* Task instructions
State the number of lines with "title" in the listing, leaving out everything else.

"""

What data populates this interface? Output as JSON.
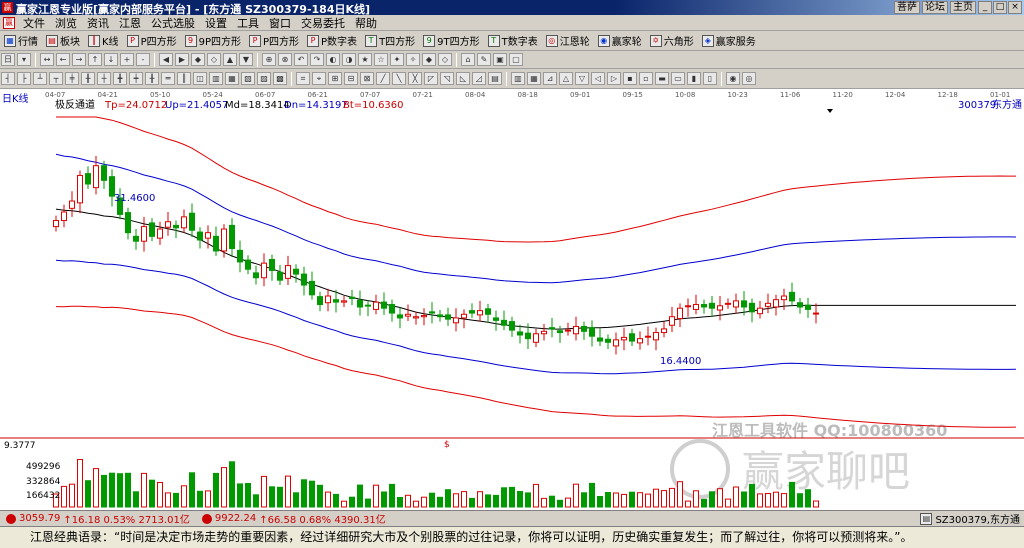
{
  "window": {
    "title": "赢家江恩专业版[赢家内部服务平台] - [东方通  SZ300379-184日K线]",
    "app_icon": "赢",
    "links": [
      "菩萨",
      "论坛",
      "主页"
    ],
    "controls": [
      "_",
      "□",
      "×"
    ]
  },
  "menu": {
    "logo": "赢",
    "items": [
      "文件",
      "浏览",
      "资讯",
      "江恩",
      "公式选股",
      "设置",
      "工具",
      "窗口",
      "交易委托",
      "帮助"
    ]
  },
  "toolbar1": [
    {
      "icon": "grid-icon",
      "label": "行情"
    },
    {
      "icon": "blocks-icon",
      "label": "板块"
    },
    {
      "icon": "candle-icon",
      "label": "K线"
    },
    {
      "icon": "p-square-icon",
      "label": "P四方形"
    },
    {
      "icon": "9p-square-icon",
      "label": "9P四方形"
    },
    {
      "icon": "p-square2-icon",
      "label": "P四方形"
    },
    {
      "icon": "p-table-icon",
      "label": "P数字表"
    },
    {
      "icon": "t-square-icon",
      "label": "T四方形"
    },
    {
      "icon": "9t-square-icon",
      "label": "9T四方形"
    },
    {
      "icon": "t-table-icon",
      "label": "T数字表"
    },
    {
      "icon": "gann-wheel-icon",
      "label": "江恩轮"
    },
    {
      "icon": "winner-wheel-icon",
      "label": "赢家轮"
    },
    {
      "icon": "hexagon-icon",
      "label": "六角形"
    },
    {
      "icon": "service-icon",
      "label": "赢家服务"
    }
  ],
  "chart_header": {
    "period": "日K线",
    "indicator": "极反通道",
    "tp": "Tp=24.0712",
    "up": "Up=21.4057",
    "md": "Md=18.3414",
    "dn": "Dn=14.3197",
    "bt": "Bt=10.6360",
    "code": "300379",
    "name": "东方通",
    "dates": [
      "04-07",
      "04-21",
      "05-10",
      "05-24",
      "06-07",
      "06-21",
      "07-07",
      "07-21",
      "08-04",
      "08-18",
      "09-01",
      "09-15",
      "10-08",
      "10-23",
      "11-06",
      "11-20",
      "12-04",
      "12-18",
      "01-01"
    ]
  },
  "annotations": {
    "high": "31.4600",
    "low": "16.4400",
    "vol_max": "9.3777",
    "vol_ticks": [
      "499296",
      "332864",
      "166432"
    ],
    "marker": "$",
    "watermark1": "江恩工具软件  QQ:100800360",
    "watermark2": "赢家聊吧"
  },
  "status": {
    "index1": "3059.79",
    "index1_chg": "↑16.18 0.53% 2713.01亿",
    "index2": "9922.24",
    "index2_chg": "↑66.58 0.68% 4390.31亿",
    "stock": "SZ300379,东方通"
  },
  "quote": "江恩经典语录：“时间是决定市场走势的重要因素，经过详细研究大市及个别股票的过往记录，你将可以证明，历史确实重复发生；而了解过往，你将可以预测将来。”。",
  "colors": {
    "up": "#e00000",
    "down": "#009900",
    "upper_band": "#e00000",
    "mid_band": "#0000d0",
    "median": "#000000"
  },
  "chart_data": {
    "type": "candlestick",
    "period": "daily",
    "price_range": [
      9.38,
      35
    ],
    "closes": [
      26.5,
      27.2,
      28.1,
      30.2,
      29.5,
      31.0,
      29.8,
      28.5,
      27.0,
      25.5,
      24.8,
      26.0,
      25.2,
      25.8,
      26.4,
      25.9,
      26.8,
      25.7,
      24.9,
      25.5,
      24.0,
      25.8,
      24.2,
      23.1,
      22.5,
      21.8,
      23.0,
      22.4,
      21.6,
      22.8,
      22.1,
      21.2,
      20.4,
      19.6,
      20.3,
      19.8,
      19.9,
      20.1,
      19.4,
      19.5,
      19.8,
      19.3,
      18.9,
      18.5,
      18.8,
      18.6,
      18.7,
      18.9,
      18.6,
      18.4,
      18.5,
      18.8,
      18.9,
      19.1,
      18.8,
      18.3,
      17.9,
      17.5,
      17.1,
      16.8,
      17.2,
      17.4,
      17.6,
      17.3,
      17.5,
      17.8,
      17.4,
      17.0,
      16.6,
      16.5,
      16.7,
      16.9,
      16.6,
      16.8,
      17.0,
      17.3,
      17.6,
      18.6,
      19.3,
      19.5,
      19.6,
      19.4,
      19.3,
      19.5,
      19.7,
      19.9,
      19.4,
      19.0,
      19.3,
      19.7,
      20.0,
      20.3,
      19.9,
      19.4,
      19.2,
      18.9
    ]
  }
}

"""
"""

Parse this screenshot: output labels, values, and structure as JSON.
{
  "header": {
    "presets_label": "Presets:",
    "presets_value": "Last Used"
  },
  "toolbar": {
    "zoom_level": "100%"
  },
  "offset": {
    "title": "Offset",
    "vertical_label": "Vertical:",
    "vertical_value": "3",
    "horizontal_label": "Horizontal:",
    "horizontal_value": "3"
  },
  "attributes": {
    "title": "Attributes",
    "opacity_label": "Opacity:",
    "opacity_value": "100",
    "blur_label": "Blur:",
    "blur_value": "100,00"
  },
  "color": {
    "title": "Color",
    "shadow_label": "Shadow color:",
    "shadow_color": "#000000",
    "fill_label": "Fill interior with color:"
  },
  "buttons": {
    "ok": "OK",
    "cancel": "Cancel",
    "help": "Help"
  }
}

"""

* Task result
4